This came after the city of Leander spent more than $20,000 in staff, security and supplies for June’s LGBTQ reading event initially billed as “Drag Queen Story Time.”
City Council Member Jason Shaw said he is not a gay rights ally, but he does not think their voices should be silenced.
“If it’s not illegal, then we should just fix the language, keep it safe,” Shaw said. “We can’t force people to pay money when somebody else threatens them. It’s not right.”
“I think we need to take our time and make sure we’ve got the right policy,” Mayor Troy Hill told the rest of the council.
“Didn’t you meet with the attorney over this?” questioned Council Member Christine Sederquist, who opposes charging groups a security fee.
“Yes,” Mayor Hill responded. “I’m not comfortable making a decision. I’ve heard it go this way, I’ve heard it go that way, and I do have the right to (second a motion to postpone the vote).”
Council then voted 5-1 to table the discussion for now.
Leander details cost of security and impact
The city spent $16,339 on staff including police officers, firefighters, and parks officials. Plus, another $3,916 on supplies, including food, water, sunscreen, and bike racks.
Since June’s LGBTQ event, the city has not allowed anyone to rent out library rooms. This has had an impact on those who depend on the space like an area pastor who was paying the city to hold services at the library.
Thursday night, city council members discussed the potential future use of the rental space the library has to offer. One suggestion for the meeting and study rooms included keeping them for city and library use only.
In a presentation before council, Leander’s Parks and Recreation Department’s Director Mark Tummons said the city is currently “pushing the seams” when it comes to space at the library. He added that whenever someone rents a room the city-provided activities like the department’s fitness classes are “regularly kicked out.” Tummons said they “get second spot” to those who rent and have to cancel or move the city-provided activity.
“At this moment, we are in the midst of 55 days of summer camps: Lego camps, STEM camps (and) creative art camp. Presently, those are held at the Mason Homestead and we have to cap our registration at 15 kids because of space,” Tummons said.
Tummons said the city does not have that many rentals. He said in the past 13 months the rentals have consisted of the San Gabriel’s Daughters of the American Revolution meeting monthly, one license to carry class, five homeowner association groups meeting once, one cradle ceremony, and a couple of birthdays.
Sederquist said she understands the “space is vital for HOAs and scout groups because there is not another space in town where (people) can rent a room.”
“The conference room revenue for this year is more than twice as much as it was year to date for 2018,” Sederquist said. “It jumped from $1,040 in the first six months of 2018 to $2,235. So while the library needs that space, I believe the community also needs that space badly.”
Mayor Troy Hill said, “Personally if we need the space, I would rather see the library have the space.

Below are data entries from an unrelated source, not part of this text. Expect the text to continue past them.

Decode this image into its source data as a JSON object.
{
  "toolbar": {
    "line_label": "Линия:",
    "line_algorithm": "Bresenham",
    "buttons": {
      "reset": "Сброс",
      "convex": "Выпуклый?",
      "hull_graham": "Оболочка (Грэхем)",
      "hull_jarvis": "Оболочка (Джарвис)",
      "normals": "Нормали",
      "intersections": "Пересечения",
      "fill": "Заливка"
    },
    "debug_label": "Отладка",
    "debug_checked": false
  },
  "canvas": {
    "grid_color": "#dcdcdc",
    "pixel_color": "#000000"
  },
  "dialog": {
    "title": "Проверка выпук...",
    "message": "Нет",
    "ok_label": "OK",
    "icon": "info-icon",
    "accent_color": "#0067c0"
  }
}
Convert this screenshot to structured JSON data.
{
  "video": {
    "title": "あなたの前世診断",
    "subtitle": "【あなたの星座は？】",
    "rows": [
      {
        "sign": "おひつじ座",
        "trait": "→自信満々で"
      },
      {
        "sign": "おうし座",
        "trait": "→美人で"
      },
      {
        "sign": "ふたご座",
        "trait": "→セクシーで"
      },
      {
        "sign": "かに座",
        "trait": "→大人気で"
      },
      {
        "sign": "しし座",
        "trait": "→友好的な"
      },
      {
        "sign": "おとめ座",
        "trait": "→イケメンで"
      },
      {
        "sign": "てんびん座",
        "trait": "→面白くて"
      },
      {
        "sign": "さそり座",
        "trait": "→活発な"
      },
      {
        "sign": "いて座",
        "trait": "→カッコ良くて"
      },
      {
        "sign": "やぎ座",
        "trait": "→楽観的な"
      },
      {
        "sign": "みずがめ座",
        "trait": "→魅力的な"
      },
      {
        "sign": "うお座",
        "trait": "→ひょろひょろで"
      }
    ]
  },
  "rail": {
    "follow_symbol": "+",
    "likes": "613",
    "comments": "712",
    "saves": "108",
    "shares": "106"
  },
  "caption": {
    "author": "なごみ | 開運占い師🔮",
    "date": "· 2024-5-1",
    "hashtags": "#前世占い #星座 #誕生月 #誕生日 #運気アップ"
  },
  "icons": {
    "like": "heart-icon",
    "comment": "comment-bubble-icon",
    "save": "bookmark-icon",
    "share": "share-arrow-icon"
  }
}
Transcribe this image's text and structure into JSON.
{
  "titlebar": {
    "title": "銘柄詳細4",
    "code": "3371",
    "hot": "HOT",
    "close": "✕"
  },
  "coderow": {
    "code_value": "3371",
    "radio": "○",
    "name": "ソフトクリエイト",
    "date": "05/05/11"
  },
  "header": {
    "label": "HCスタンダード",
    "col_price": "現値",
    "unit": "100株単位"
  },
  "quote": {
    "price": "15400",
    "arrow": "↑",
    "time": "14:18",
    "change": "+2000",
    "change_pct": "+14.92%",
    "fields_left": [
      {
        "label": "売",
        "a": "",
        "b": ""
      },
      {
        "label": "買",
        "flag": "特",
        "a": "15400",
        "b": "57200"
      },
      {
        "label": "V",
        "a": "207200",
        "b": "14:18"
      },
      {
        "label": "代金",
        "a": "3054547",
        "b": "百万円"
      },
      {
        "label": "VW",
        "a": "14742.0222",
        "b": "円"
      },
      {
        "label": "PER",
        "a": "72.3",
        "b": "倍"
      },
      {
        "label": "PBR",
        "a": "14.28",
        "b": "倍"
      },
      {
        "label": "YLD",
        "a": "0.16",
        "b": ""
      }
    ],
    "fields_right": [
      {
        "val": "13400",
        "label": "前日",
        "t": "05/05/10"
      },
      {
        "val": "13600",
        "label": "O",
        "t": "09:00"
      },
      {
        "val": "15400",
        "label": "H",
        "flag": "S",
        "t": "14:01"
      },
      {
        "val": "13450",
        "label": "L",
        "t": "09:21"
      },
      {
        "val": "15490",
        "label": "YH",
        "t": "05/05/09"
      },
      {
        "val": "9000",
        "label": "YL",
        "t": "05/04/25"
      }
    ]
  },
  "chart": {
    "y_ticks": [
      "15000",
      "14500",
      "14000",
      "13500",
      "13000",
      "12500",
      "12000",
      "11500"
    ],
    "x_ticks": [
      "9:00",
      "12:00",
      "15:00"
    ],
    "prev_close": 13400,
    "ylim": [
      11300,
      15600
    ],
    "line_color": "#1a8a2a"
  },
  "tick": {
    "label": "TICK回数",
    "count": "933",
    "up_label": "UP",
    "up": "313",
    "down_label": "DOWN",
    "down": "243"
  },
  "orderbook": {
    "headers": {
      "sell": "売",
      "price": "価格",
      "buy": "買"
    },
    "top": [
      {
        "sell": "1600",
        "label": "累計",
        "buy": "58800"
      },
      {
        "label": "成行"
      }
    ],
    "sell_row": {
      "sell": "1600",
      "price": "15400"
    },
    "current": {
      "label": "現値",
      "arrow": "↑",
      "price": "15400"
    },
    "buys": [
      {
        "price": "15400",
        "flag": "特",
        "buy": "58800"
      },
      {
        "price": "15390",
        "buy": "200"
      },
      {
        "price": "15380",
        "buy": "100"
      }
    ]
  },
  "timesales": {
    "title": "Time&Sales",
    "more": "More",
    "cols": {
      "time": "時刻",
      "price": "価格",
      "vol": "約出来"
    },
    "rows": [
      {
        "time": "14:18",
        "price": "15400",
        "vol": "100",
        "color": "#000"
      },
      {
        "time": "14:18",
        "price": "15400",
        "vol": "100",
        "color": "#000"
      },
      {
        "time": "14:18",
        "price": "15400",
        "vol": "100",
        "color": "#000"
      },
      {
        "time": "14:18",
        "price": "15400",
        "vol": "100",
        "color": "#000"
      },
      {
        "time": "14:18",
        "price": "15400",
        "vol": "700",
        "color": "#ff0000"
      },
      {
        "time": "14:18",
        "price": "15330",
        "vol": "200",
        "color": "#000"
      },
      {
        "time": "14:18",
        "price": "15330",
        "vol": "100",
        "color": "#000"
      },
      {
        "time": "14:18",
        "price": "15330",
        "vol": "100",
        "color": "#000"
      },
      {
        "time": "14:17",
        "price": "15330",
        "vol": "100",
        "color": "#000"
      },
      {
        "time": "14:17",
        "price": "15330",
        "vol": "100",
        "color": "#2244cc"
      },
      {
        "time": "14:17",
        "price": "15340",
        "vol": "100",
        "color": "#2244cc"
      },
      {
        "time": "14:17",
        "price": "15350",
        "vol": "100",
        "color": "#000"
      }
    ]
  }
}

We’ve talked in the past of bringing the library in-house and I think certainly looking at that as an option we can utilize the space ourselves.”
Hill said he believes the new hotel and schools will provide additional space for the community to rent once they are built.
This is an idea that worries Cheryl Campbell, a member of Pathway Baptist Church, who said she, her fellow parishioners and her pastor depend on the space weekly for church services.
“By listening to you all bringing it up that the library will be for library events only what I have written may not even have any worth,” Campbell said as she stood at the podium.
Along with a change to the library’s policies, the city had also presented another proposal that would prevent groups from receiving donations while holding events at the library. That may stop the pastor from collecting church offerings.